Work instruction:
Each line with the string "JSON" is to be copied from the records below.

Segment Start: Given entries

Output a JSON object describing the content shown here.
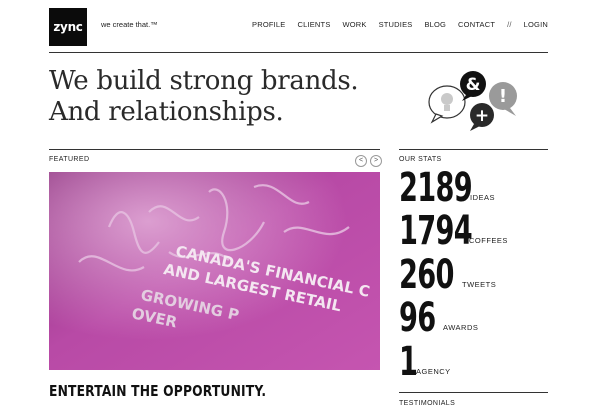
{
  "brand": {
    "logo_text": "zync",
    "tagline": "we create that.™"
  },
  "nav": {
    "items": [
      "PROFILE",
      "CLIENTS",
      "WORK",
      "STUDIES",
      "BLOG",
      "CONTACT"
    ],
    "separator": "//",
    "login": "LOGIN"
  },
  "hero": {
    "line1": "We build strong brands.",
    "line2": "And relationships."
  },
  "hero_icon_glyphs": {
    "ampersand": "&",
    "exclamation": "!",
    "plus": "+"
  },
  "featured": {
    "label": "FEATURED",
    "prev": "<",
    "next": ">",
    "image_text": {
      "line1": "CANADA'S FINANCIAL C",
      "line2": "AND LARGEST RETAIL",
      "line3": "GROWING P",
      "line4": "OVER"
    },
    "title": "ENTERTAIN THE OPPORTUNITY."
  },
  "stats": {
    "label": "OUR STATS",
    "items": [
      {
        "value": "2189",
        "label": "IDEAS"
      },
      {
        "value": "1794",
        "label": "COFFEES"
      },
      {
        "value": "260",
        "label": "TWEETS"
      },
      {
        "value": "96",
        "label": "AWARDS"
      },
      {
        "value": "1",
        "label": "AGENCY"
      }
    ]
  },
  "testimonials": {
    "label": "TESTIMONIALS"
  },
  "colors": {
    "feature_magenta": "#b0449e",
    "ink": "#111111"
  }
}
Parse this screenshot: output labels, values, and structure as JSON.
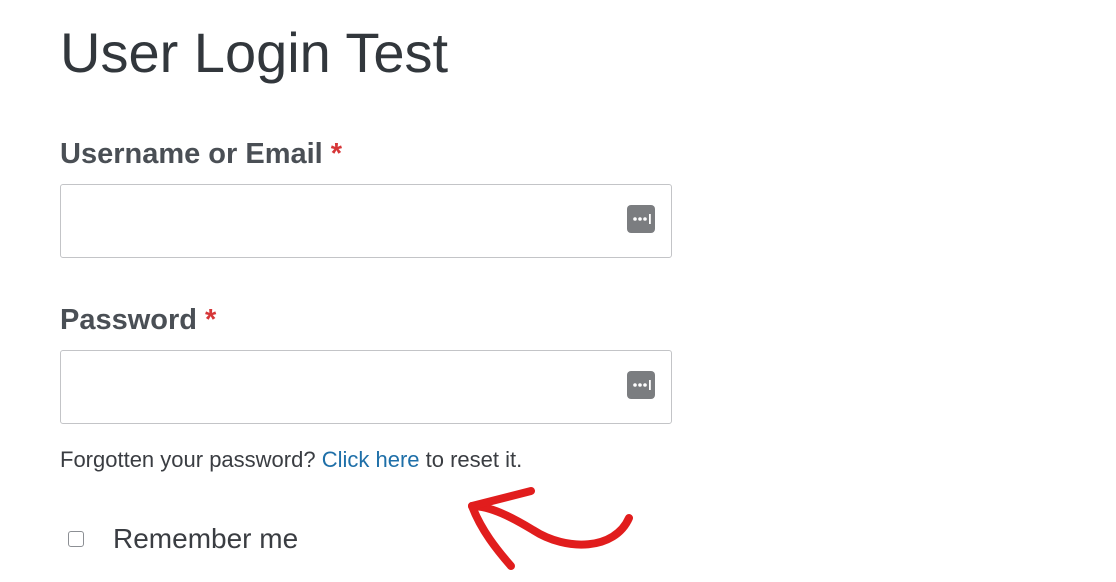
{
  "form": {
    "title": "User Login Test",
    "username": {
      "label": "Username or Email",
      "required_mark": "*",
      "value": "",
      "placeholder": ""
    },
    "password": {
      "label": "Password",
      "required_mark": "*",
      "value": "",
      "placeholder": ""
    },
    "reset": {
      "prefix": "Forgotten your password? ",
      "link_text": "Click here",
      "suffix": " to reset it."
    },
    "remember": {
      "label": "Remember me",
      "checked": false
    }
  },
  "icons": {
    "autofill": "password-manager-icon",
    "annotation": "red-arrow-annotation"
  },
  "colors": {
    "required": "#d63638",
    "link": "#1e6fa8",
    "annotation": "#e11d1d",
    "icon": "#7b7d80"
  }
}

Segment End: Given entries
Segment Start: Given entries

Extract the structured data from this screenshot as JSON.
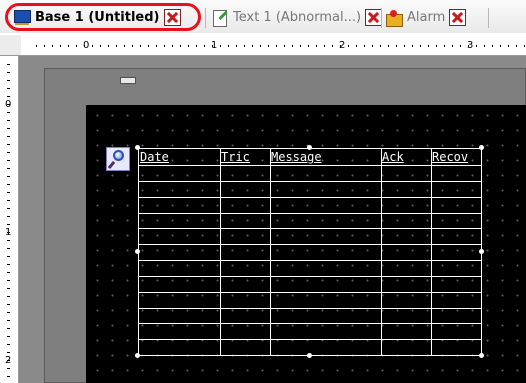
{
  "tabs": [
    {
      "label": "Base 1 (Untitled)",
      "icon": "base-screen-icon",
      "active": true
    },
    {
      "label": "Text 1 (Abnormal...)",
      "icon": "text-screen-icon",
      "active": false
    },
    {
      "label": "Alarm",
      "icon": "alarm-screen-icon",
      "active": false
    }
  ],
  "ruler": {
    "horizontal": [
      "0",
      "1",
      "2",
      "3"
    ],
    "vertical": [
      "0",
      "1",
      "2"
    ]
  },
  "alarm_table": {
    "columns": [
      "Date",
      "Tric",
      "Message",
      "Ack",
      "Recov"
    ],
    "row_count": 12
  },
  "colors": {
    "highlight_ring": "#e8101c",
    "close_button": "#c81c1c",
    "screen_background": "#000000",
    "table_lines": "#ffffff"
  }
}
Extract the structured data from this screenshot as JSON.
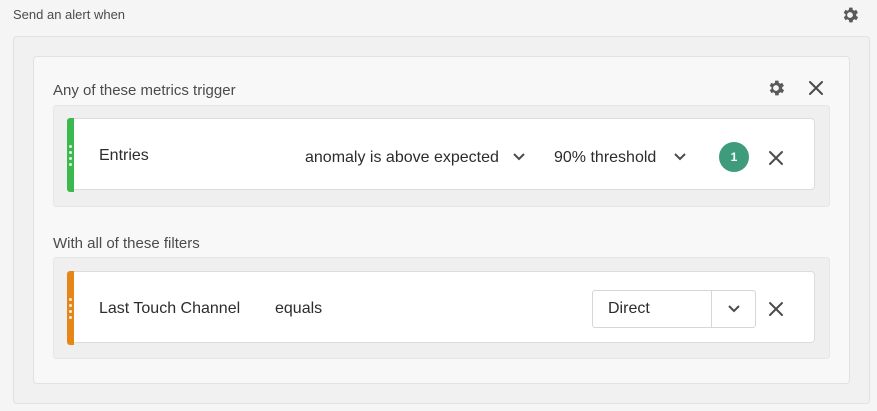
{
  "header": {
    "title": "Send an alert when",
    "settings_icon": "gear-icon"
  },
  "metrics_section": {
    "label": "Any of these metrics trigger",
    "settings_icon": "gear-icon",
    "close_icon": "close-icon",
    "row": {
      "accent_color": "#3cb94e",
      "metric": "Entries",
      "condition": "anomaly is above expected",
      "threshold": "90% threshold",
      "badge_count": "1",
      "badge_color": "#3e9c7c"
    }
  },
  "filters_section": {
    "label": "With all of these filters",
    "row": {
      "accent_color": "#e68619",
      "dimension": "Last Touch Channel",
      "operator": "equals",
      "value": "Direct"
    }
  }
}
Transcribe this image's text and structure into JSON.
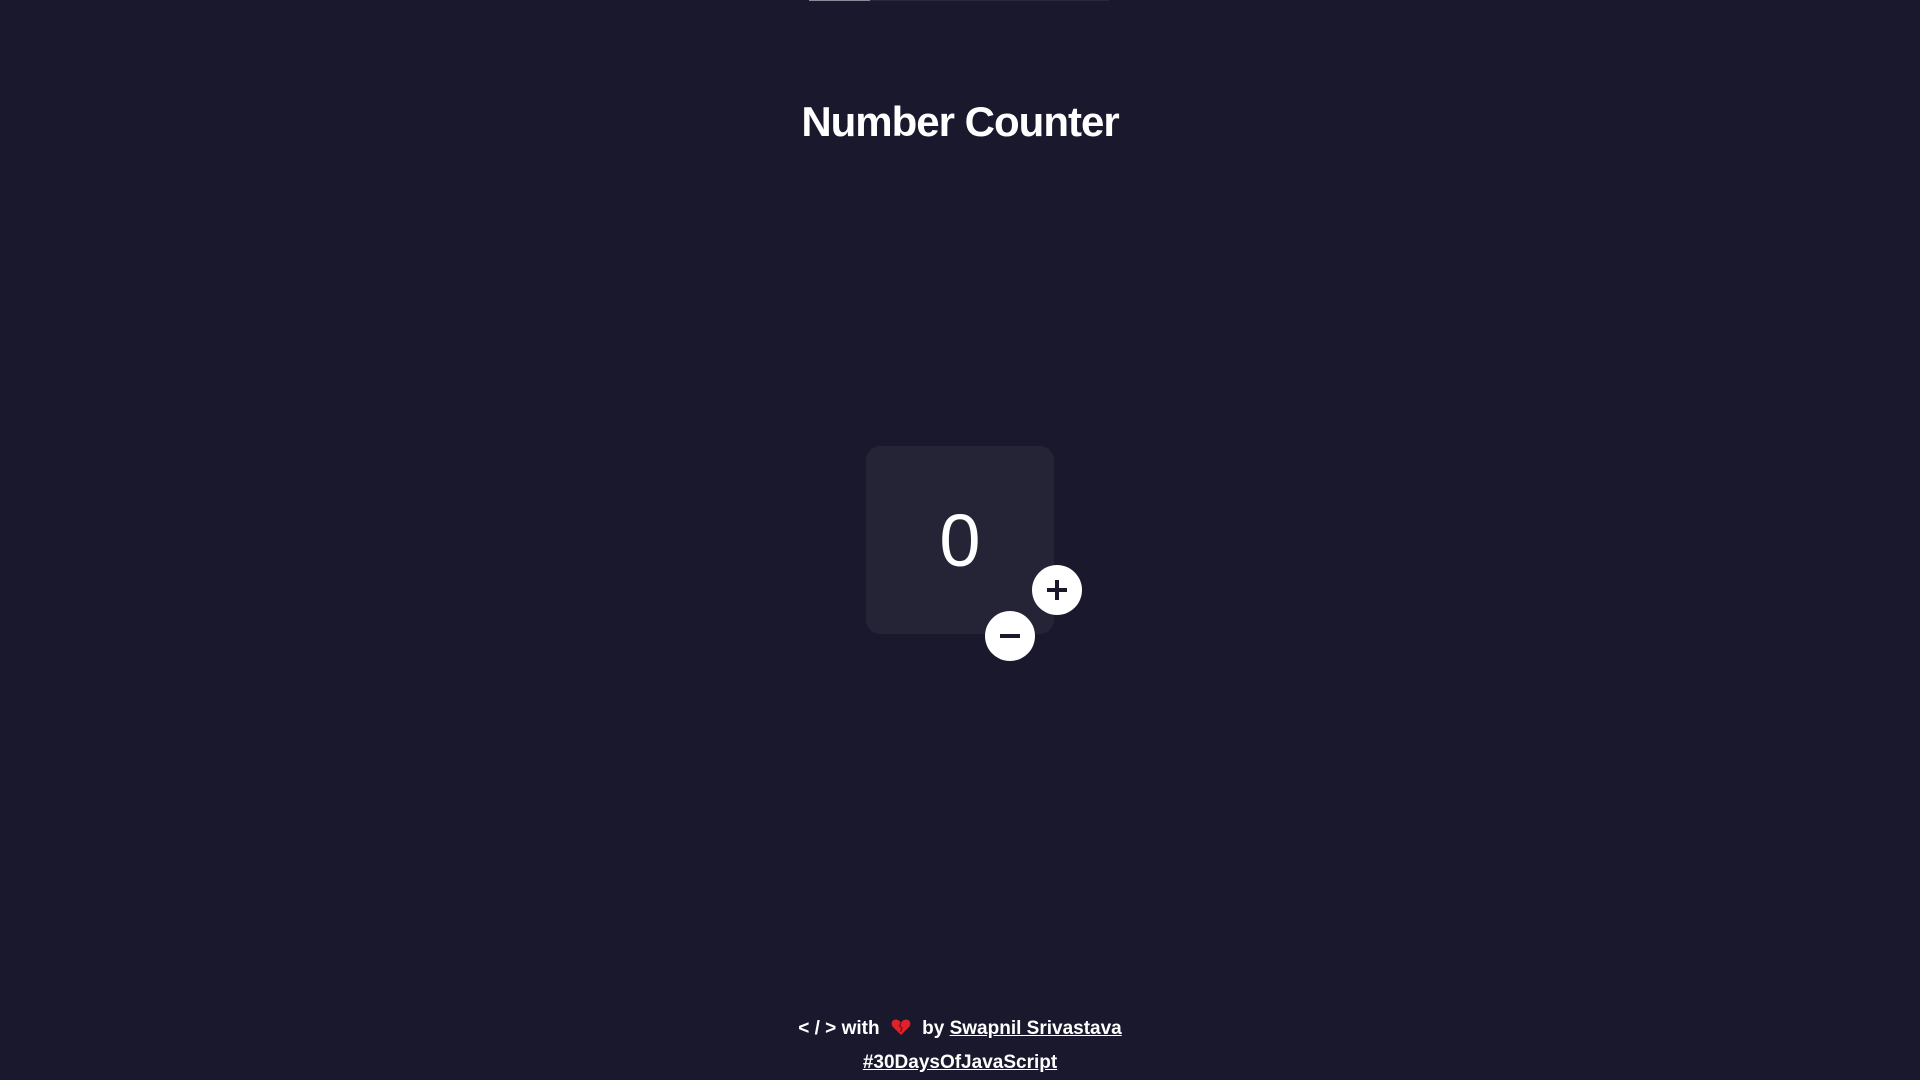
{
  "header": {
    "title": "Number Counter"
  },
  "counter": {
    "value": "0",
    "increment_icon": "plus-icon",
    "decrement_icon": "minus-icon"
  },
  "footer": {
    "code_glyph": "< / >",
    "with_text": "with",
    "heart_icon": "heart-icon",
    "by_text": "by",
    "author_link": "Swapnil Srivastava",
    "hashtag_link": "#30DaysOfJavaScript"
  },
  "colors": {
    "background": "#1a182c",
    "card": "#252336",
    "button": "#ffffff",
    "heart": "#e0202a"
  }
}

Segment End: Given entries

Written solution:
Output a JSON object describing the content shown here.
Parse this screenshot: output labels, values, and structure as JSON.
Extract the structured data from this screenshot as JSON.
Extract the structured data from this screenshot as JSON.
Transcribe this image's text and structure into JSON.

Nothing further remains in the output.